8 November 2022
Women-led, Cardiff-based opera company Opera’r Ddraig will be touring ‘Bhekizizwe’, the operatic monodrama by Dr Rob Fokkens, Senior Lecturer in Composition at the School of Music, and librettist Mkhululi Mabija, across Wales this autumn.
‘Bhekizizwe’ explores questions of identity, race, immigration, parenthood and culture through the eyes and experiences of a young South African Zulu man. The production traces the life of Bhekizizwe Shange, from his childhood during the last years of apartheid in South Africa to studies and unexpected fatherhood in the UK in the early 2000s.
‘Bhekizizwe’ draws on a range of musical and theatrical traditions - including traditional music and more recent styles from South Africa, British popular culture, and contemporary classical music - and features a bilingual libretto in English and Zulu.
Alongside the performances of Bhekizizwe, a programme of activities will be presented from October to December, funded by Cardiff University’s Innovation for All scheme. A series of 2-day creative workshops will be presented in collaboration with the four venues led by Cardiff-based multi-instrumentalist and music creator Imran Khan.
These events will explore the themes of the piece through music from around the world and electronic media, and will be open to young people interested in developing their skills in creative music-making of all types and genres.
Dr Rob Fokkens said: "Bhekizizwe grew out of my friendship with London-based South African opera singer Njabulo Madlala and our shared interest in creating a monodrama for him.
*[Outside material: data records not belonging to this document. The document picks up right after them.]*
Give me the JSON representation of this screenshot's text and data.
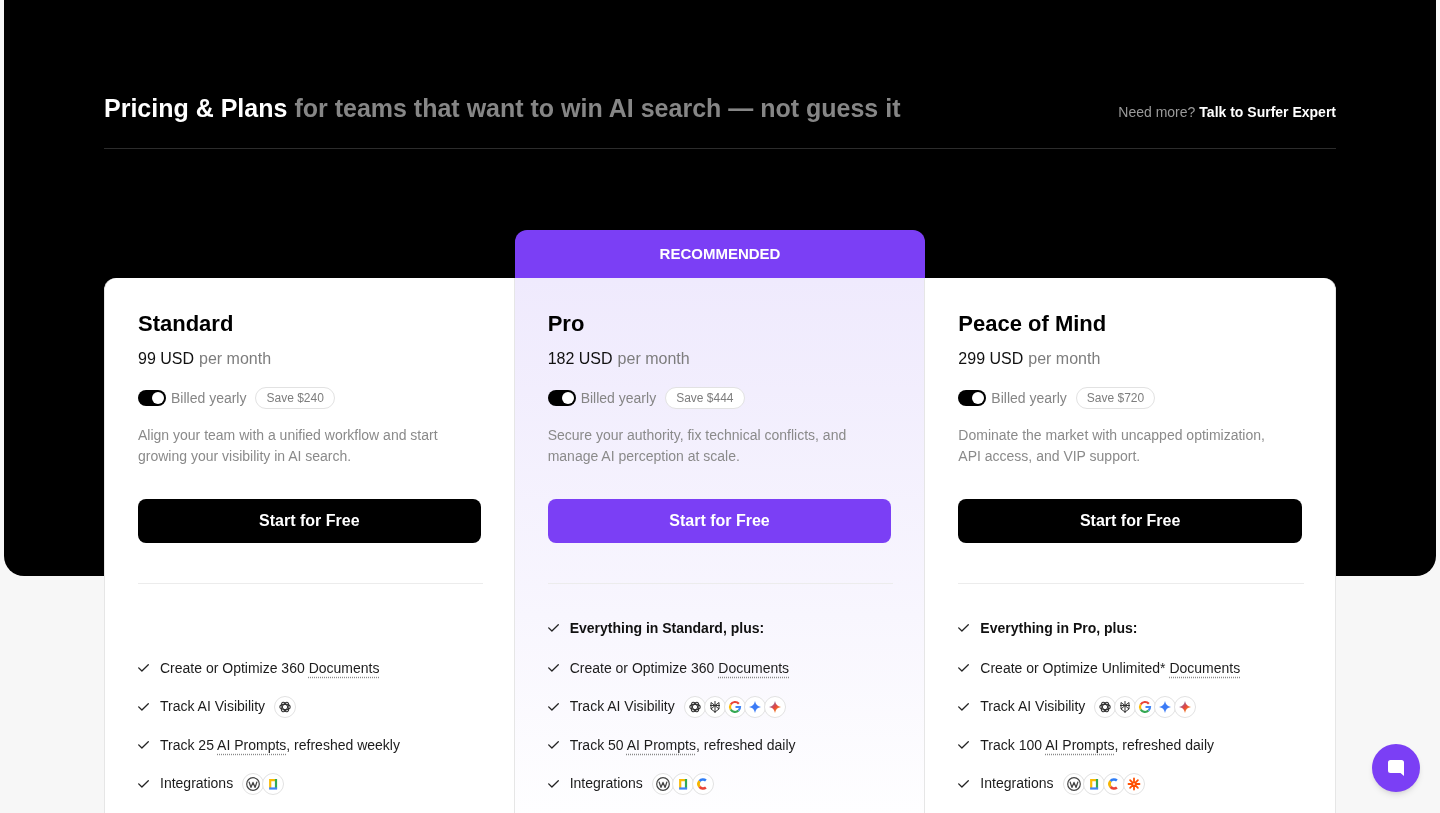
{
  "header": {
    "title": "Pricing & Plans",
    "subtitle": "for teams that want to win AI search — not guess it",
    "contact_prompt": "Need more?",
    "contact_link": "Talk to Surfer Expert"
  },
  "plans": [
    {
      "name": "Standard",
      "recommended": false,
      "price": "99 USD",
      "period": "per month",
      "toggle": {
        "label": "Billed yearly",
        "on": true
      },
      "savings": "Save $240",
      "description": "Align your team with a unified workflow and start growing your visibility in AI search.",
      "cta": "Start for Free",
      "features": [
        {
          "parts": [
            {
              "text": "Create or Optimize 360 ",
              "kind": "plain"
            },
            {
              "text": "Documents",
              "kind": "term"
            }
          ]
        },
        {
          "parts": [
            {
              "text": "Track AI Visibility",
              "kind": "plain"
            }
          ],
          "icons": [
            {
              "kind": "knot"
            }
          ]
        },
        {
          "parts": [
            {
              "text": "Track 25 ",
              "kind": "plain"
            },
            {
              "text": "AI Prompts",
              "kind": "term"
            },
            {
              "text": ", refreshed weekly",
              "kind": "plain"
            }
          ]
        },
        {
          "parts": [
            {
              "text": "Integrations",
              "kind": "plain"
            }
          ],
          "icons": [
            {
              "kind": "w"
            },
            {
              "kind": "doc"
            }
          ]
        }
      ]
    },
    {
      "badge": "RECOMMENDED",
      "name": "Pro",
      "recommended": true,
      "price": "182 USD",
      "period": "per month",
      "toggle": {
        "label": "Billed yearly",
        "on": true
      },
      "savings": "Save $444",
      "description": "Secure your authority, fix technical conflicts, and manage AI perception at scale.",
      "cta": "Start for Free",
      "intro": "Everything in Standard, plus:",
      "features": [
        {
          "parts": [
            {
              "text": "Create or Optimize 360 ",
              "kind": "plain"
            },
            {
              "text": "Documents",
              "kind": "term"
            }
          ]
        },
        {
          "parts": [
            {
              "text": "Track AI Visibility",
              "kind": "plain"
            }
          ],
          "icons": [
            {
              "kind": "knot"
            },
            {
              "kind": "lattice"
            },
            {
              "kind": "g"
            },
            {
              "kind": "sparkle"
            },
            {
              "kind": "gradient-sparkle"
            }
          ]
        },
        {
          "parts": [
            {
              "text": "Track 50 ",
              "kind": "plain"
            },
            {
              "text": "AI Prompts",
              "kind": "term"
            },
            {
              "text": ", refreshed daily",
              "kind": "plain"
            }
          ]
        },
        {
          "parts": [
            {
              "text": "Integrations",
              "kind": "plain"
            }
          ],
          "icons": [
            {
              "kind": "w"
            },
            {
              "kind": "doc"
            },
            {
              "kind": "c"
            }
          ]
        }
      ]
    },
    {
      "name": "Peace of Mind",
      "recommended": false,
      "price": "299 USD",
      "period": "per month",
      "toggle": {
        "label": "Billed yearly",
        "on": true
      },
      "savings": "Save $720",
      "description": "Dominate the market with uncapped optimization, API access, and VIP support.",
      "cta": "Start for Free",
      "intro": "Everything in Pro, plus:",
      "features": [
        {
          "parts": [
            {
              "text": "Create or Optimize Unlimited* ",
              "kind": "plain"
            },
            {
              "text": "Documents",
              "kind": "term"
            }
          ]
        },
        {
          "parts": [
            {
              "text": "Track AI Visibility",
              "kind": "plain"
            }
          ],
          "icons": [
            {
              "kind": "knot"
            },
            {
              "kind": "lattice"
            },
            {
              "kind": "g"
            },
            {
              "kind": "sparkle"
            },
            {
              "kind": "gradient-sparkle"
            }
          ]
        },
        {
          "parts": [
            {
              "text": "Track 100 ",
              "kind": "plain"
            },
            {
              "text": "AI Prompts",
              "kind": "term"
            },
            {
              "text": ", refreshed daily",
              "kind": "plain"
            }
          ]
        },
        {
          "parts": [
            {
              "text": "Integrations",
              "kind": "plain"
            }
          ],
          "icons": [
            {
              "kind": "w"
            },
            {
              "kind": "doc"
            },
            {
              "kind": "c"
            },
            {
              "kind": "asterisk"
            }
          ]
        }
      ]
    }
  ]
}
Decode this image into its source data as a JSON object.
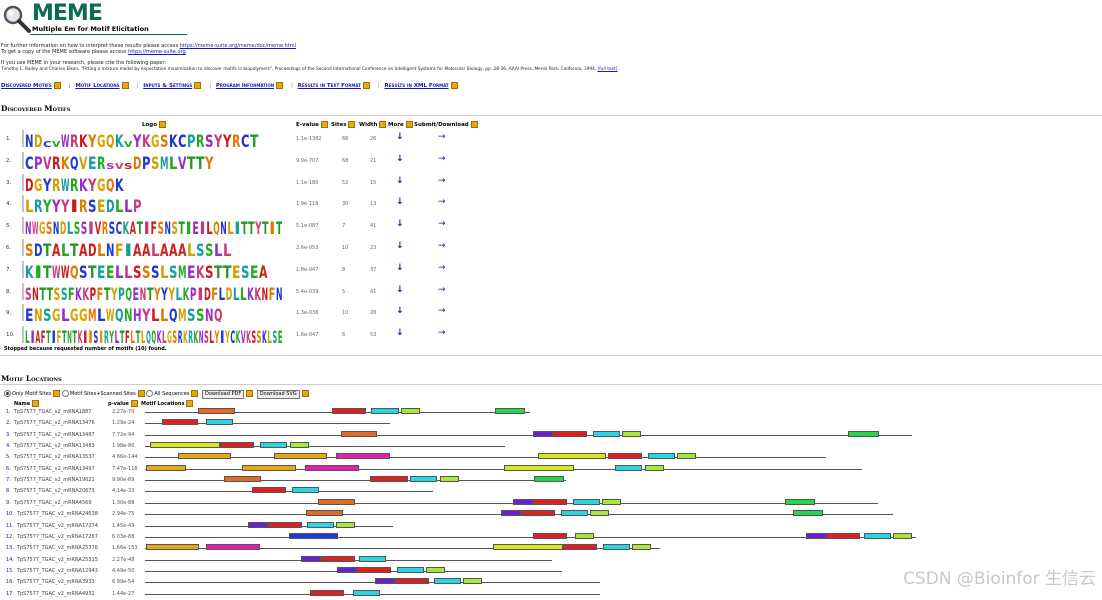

We are both South African immigrants to the UK who grew up during the last years of apartheid and the decade that followed the first free elections, but our experiences of both that time in South Africa and our lives in the UK have been very different.
“The piece developed from that starting point, and consequently explores themes which continue to dominate many aspects of public discourse both in South Africa and the UK - especially race and immigration - despite it now being nearly thirty years since the end of apartheid.
“Although it was written between 2017-2020, we made the original film of Bhekizizwe in late 2020, between lockdowns and not many months after the death of George Floyd and the rise to prominence of the Black Lives Matter movement - a powerful reminder that engaging with these issues is as critical now as it ever was, if not more so."